→ TO DO: Take every line from the listing below that includes "Speed" and copy it.

→ PROVIDED RECORDS:
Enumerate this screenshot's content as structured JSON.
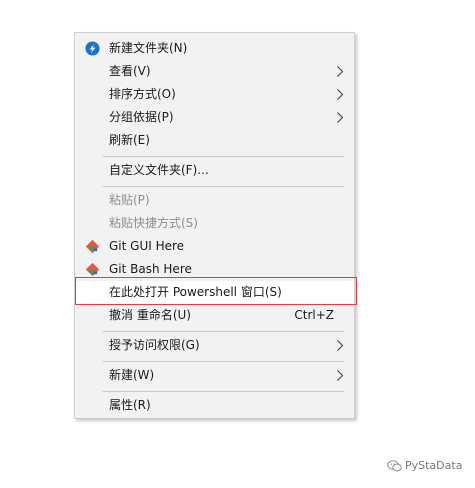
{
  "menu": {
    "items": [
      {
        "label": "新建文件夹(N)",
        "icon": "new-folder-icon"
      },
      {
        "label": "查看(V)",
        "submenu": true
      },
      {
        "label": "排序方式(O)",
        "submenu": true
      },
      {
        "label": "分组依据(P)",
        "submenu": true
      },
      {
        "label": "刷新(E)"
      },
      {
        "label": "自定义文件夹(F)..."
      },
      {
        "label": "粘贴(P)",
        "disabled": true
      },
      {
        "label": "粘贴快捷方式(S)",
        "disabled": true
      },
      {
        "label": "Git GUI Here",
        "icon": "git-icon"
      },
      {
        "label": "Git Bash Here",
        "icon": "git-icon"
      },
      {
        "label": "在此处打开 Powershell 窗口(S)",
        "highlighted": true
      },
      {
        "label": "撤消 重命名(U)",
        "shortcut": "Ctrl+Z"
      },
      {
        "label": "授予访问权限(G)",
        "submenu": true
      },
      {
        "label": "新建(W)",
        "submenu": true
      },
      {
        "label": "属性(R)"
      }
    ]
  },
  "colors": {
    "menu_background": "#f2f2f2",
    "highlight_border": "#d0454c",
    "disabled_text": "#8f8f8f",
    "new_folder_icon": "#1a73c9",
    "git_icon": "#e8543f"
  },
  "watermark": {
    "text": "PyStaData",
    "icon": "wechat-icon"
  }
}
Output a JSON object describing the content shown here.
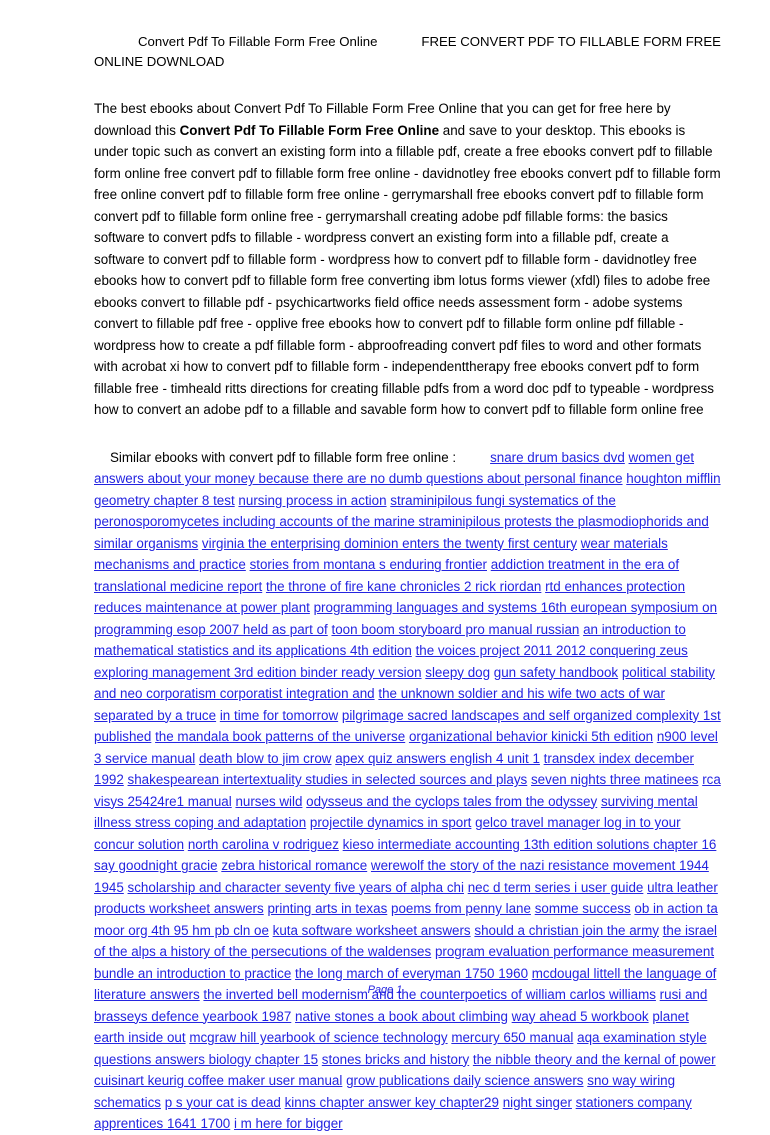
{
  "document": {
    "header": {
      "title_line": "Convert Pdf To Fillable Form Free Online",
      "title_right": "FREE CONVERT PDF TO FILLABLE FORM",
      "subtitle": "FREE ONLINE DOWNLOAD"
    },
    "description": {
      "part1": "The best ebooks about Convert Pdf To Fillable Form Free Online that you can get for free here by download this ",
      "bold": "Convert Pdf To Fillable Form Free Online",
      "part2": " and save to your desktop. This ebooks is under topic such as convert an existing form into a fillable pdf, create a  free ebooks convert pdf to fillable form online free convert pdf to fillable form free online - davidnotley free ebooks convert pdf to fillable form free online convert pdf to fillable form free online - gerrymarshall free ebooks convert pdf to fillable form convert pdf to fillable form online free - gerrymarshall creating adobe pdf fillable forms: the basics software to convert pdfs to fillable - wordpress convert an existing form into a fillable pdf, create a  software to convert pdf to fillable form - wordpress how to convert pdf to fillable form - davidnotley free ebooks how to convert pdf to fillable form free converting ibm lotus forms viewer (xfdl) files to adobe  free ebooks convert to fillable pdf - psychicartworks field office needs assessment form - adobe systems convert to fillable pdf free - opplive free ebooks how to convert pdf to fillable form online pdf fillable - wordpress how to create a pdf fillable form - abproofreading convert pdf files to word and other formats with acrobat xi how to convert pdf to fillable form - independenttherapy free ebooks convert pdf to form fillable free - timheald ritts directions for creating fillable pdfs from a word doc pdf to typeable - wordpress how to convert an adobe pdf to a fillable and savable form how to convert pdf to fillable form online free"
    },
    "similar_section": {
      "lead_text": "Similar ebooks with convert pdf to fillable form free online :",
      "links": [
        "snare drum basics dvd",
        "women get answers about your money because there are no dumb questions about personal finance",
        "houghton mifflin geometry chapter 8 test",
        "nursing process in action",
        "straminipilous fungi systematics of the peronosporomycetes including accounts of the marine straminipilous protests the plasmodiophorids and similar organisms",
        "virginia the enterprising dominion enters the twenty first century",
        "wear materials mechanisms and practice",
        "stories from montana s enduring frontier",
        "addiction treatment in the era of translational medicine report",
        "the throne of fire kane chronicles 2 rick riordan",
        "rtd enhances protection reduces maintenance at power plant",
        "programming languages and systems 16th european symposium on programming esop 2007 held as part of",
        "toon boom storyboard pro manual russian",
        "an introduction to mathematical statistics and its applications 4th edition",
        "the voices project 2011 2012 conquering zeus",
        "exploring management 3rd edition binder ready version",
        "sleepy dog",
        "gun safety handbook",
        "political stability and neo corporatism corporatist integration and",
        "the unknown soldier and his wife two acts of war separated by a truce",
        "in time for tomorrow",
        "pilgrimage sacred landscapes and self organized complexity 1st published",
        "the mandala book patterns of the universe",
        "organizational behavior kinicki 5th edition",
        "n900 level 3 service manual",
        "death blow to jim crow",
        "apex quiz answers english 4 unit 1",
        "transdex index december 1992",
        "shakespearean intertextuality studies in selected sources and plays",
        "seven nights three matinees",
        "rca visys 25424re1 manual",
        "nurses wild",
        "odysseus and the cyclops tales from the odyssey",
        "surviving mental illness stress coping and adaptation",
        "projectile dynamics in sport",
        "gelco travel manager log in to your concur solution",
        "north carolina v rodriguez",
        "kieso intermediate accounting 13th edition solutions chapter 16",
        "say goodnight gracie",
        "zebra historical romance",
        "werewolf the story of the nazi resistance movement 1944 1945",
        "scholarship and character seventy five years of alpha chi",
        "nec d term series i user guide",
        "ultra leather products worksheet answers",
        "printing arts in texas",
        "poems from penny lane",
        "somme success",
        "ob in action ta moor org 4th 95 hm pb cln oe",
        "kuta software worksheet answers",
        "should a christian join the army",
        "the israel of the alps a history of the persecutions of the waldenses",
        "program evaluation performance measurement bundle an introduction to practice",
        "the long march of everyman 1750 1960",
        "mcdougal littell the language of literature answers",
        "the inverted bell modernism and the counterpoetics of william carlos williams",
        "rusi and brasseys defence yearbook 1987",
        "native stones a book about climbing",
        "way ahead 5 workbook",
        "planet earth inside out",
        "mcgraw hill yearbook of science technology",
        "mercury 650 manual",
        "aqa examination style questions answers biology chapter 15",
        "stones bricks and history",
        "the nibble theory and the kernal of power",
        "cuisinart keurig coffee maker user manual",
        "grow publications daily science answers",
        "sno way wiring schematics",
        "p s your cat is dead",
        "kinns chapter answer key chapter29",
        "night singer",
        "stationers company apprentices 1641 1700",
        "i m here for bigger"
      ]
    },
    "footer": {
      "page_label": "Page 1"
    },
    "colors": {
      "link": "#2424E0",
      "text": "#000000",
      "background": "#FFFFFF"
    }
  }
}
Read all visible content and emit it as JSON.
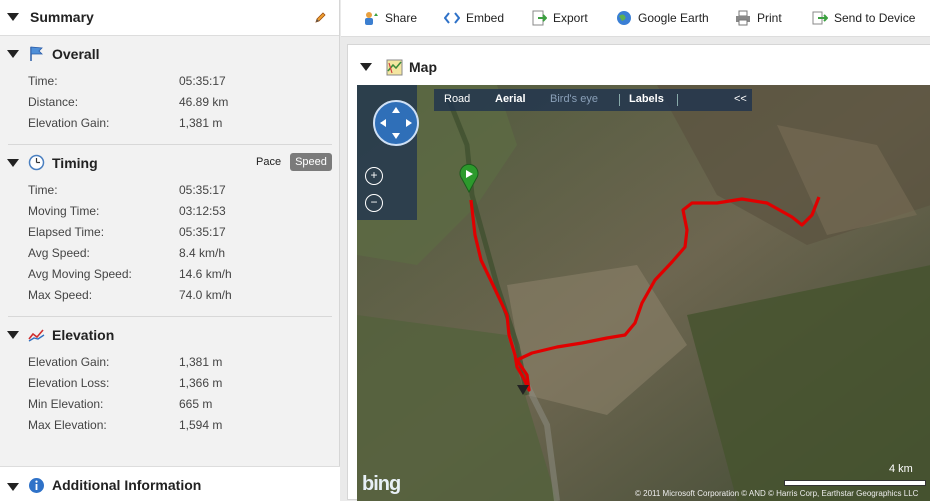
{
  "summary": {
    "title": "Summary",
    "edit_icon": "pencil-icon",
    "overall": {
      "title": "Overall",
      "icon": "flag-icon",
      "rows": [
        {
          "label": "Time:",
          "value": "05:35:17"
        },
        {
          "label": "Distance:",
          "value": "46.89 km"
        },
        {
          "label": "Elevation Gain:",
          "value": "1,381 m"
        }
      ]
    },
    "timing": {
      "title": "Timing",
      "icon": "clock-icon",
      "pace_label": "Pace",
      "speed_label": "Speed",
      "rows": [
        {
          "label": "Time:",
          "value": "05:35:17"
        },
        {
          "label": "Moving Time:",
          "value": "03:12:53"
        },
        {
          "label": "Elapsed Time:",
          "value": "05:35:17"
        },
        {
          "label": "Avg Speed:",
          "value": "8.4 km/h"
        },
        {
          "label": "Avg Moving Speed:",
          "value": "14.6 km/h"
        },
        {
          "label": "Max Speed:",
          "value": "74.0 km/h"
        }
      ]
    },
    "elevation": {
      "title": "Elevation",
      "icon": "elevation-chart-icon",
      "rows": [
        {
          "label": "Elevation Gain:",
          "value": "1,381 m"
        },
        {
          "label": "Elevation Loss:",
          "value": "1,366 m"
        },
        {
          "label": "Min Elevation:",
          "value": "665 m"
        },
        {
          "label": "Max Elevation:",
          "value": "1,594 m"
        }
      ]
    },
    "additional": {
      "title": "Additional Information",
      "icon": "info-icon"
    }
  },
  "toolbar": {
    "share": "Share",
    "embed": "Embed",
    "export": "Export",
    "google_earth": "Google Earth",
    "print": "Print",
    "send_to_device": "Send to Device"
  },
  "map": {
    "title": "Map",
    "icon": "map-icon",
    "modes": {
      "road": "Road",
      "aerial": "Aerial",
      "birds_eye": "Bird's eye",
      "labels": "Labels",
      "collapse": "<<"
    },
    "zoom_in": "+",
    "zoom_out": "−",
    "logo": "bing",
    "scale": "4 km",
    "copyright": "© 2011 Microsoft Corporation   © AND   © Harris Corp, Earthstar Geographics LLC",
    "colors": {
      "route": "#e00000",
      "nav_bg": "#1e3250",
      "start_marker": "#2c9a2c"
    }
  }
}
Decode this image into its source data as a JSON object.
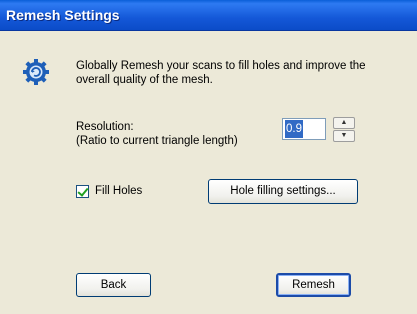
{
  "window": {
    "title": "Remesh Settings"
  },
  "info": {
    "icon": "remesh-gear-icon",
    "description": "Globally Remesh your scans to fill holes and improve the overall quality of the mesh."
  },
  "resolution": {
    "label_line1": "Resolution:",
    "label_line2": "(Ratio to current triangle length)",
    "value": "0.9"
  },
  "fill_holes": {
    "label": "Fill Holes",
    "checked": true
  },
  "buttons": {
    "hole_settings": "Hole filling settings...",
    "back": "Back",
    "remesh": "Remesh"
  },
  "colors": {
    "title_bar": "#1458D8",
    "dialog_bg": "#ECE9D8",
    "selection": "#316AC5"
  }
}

→ SOLUTION BELOW:
      "speed_label": "Speed",
          "label": "Avg Speed:",
          "label": "Avg Moving Speed:",
          "label": "Max Speed:",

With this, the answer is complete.